Problem to solve => Repeat each of these records exactly.

(Web page and app entries)
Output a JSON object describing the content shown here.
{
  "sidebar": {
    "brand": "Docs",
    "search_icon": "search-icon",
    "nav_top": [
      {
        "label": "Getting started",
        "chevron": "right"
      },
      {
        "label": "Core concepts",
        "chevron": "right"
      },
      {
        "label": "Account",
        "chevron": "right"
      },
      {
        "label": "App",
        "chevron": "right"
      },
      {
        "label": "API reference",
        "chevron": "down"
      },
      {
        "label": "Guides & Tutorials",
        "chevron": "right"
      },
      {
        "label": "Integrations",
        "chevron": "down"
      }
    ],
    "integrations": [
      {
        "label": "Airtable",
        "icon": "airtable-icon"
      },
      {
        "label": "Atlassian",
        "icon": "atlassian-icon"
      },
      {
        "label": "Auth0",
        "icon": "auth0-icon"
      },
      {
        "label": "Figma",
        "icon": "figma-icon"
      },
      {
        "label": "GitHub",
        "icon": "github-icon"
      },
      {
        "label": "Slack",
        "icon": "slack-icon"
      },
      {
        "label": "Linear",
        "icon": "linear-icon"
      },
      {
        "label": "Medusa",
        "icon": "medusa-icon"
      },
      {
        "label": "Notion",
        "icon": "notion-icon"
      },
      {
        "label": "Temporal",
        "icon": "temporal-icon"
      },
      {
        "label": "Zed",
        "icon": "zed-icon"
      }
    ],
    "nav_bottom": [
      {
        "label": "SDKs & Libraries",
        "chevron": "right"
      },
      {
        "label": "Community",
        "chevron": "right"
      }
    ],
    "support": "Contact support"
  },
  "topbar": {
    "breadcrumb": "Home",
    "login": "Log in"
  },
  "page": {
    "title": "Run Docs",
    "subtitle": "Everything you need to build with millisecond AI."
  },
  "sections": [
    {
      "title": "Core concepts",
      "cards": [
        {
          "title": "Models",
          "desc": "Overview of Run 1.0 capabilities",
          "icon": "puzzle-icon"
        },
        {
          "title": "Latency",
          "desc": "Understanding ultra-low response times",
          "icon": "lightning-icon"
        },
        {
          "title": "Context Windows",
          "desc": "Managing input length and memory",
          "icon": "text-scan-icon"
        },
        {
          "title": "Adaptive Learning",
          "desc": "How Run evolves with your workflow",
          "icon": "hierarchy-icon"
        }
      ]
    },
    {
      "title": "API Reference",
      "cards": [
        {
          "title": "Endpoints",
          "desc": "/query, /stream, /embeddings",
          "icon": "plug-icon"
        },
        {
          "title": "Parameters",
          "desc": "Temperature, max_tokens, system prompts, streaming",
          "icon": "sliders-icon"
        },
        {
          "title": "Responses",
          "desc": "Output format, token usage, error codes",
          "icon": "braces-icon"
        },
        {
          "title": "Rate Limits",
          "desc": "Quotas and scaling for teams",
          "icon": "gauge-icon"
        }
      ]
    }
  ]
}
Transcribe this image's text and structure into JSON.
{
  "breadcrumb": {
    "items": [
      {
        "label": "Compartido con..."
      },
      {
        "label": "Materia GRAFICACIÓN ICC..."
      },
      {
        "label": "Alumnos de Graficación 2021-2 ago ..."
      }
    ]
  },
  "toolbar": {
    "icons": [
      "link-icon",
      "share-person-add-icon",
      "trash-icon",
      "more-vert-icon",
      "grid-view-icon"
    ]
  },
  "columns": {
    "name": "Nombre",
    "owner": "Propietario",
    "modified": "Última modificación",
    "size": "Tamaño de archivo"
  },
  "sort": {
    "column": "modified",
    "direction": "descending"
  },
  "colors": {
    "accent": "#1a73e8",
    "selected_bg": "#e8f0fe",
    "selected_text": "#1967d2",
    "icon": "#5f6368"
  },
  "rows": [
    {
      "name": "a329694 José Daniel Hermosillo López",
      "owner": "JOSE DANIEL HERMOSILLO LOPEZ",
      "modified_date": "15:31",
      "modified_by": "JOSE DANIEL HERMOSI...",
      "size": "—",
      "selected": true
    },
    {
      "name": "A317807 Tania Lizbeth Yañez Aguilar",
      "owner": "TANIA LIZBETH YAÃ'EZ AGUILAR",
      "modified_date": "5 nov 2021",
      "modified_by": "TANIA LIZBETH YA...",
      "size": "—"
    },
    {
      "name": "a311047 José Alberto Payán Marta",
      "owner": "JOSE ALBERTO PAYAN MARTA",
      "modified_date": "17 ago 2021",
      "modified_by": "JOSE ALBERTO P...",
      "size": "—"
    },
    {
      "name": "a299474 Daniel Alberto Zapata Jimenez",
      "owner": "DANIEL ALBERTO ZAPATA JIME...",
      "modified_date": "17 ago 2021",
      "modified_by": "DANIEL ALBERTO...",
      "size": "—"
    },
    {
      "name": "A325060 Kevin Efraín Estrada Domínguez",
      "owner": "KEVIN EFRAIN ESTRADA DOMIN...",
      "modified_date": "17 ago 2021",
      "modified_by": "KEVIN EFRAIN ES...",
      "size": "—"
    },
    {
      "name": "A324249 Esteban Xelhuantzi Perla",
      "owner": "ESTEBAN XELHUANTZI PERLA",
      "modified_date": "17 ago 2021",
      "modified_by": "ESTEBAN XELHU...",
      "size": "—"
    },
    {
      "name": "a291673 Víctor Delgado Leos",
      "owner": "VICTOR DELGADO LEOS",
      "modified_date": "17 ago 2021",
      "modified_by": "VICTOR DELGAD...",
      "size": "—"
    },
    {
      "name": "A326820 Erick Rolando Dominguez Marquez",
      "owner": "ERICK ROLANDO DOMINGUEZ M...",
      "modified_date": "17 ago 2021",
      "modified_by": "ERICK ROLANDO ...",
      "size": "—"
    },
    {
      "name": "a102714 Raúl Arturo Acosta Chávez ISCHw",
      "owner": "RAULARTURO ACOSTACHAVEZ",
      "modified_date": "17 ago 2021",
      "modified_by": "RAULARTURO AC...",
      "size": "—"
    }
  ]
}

Reply =>
Output a JSON object describing the content shown here.
{
  "sidebar": {
    "brand": "Docs",
    "search_icon": "search-icon",
    "nav_top": [
      {
        "label": "Getting started",
        "chevron": "right"
      },
      {
        "label": "Core concepts",
        "chevron": "right"
      },
      {
        "label": "Account",
        "chevron": "right"
      },
      {
        "label": "App",
        "chevron": "right"
      },
      {
        "label": "API reference",
        "chevron": "down"
      },
      {
        "label": "Guides & Tutorials",
        "chevron": "right"
      },
      {
        "label": "Integrations",
        "chevron": "down"
      }
    ],
    "integrations": [
      {
        "label": "Airtable",
        "icon": "airtable-icon"
      },
      {
        "label": "Atlassian",
        "icon": "atlassian-icon"
      },
      {
        "label": "Auth0",
        "icon": "auth0-icon"
      },
      {
        "label": "Figma",
        "icon": "figma-icon"
      },
      {
        "label": "GitHub",
        "icon": "github-icon"
      },
      {
        "label": "Slack",
        "icon": "slack-icon"
      },
      {
        "label": "Linear",
        "icon": "linear-icon"
      },
      {
        "label": "Medusa",
        "icon": "medusa-icon"
      },
      {
        "label": "Notion",
        "icon": "notion-icon"
      },
      {
        "label": "Temporal",
        "icon": "temporal-icon"
      },
      {
        "label": "Zed",
        "icon": "zed-icon"
      }
    ],
    "nav_bottom": [
      {
        "label": "SDKs & Libraries",
        "chevron": "right"
      },
      {
        "label": "Community",
        "chevron": "right"
      }
    ],
    "support": "Contact support"
  },
  "topbar": {
    "breadcrumb": "Home",
    "login": "Log in"
  },
  "page": {
    "title": "Run Docs",
    "subtitle": "Everything you need to build with millisecond AI."
  },
  "sections": [
    {
      "title": "Core concepts",
      "cards": [
        {
          "title": "Models",
          "desc": "Overview of Run 1.0 capabilities",
          "icon": "puzzle-icon"
        },
        {
          "title": "Latency",
          "desc": "Understanding ultra-low response times",
          "icon": "lightning-icon"
        },
        {
          "title": "Context Windows",
          "desc": "Managing input length and memory",
          "icon": "text-scan-icon"
        },
        {
          "title": "Adaptive Learning",
          "desc": "How Run evolves with your workflow",
          "icon": "hierarchy-icon"
        }
      ]
    },
    {
      "title": "API Reference",
      "cards": [
        {
          "title": "Endpoints",
          "desc": "/query, /stream, /embeddings",
          "icon": "plug-icon"
        },
        {
          "title": "Parameters",
          "desc": "Temperature, max_tokens, system prompts, streaming",
          "icon": "sliders-icon"
        },
        {
          "title": "Responses",
          "desc": "Output format, token usage, error codes",
          "icon": "braces-icon"
        },
        {
          "title": "Rate Limits",
          "desc": "Quotas and scaling for teams",
          "icon": "gauge-icon"
        }
      ]
    }
  ]
}
Transcribe this image's text and structure into JSON.
{
  "breadcrumb": {
    "items": [
      {
        "label": "Compartido con..."
      },
      {
        "label": "Materia GRAFICACIÓN ICC..."
      },
      {
        "label": "Alumnos de Graficación 2021-2 ago ..."
      }
    ]
  },
  "toolbar": {
    "icons": [
      "link-icon",
      "share-person-add-icon",
      "trash-icon",
      "more-vert-icon",
      "grid-view-icon"
    ]
  },
  "columns": {
    "name": "Nombre",
    "owner": "Propietario",
    "modified": "Última modificación",
    "size": "Tamaño de archivo"
  },
  "sort": {
    "column": "modified",
    "direction": "descending"
  },
  "colors": {
    "accent": "#1a73e8",
    "selected_bg": "#e8f0fe",
    "selected_text": "#1967d2",
    "icon": "#5f6368"
  },
  "rows": [
    {
      "name": "a329694 José Daniel Hermosillo López",
      "owner": "JOSE DANIEL HERMOSILLO LOPEZ",
      "modified_date": "15:31",
      "modified_by": "JOSE DANIEL HERMOSI...",
      "size": "—",
      "selected": true
    },
    {
      "name": "A317807 Tania Lizbeth Yañez Aguilar",
      "owner": "TANIA LIZBETH YAÃ'EZ AGUILAR",
      "modified_date": "5 nov 2021",
      "modified_by": "TANIA LIZBETH YA...",
      "size": "—"
    },
    {
      "name": "a311047 José Alberto Payán Marta",
      "owner": "JOSE ALBERTO PAYAN MARTA",
      "modified_date": "17 ago 2021",
      "modified_by": "JOSE ALBERTO P...",
      "size": "—"
    },
    {
      "name": "a299474 Daniel Alberto Zapata Jimenez",
      "owner": "DANIEL ALBERTO ZAPATA JIME...",
      "modified_date": "17 ago 2021",
      "modified_by": "DANIEL ALBERTO...",
      "size": "—"
    },
    {
      "name": "A325060 Kevin Efraín Estrada Domínguez",
      "owner": "KEVIN EFRAIN ESTRADA DOMIN...",
      "modified_date": "17 ago 2021",
      "modified_by": "KEVIN EFRAIN ES...",
      "size": "—"
    },
    {
      "name": "A324249 Esteban Xelhuantzi Perla",
      "owner": "ESTEBAN XELHUANTZI PERLA",
      "modified_date": "17 ago 2021",
      "modified_by": "ESTEBAN XELHU...",
      "size": "—"
    },
    {
      "name": "a291673 Víctor Delgado Leos",
      "owner": "VICTOR DELGADO LEOS",
      "modified_date": "17 ago 2021",
      "modified_by": "VICTOR DELGAD...",
      "size": "—"
    },
    {
      "name": "A326820 Erick Rolando Dominguez Marquez",
      "owner": "ERICK ROLANDO DOMINGUEZ M...",
      "modified_date": "17 ago 2021",
      "modified_by": "ERICK ROLANDO ...",
      "size": "—"
    },
    {
      "name": "a102714 Raúl Arturo Acosta Chávez ISCHw",
      "owner": "RAULARTURO ACOSTACHAVEZ",
      "modified_date": "17 ago 2021",
      "modified_by": "RAULARTURO AC...",
      "size": "—"
    }
  ]
}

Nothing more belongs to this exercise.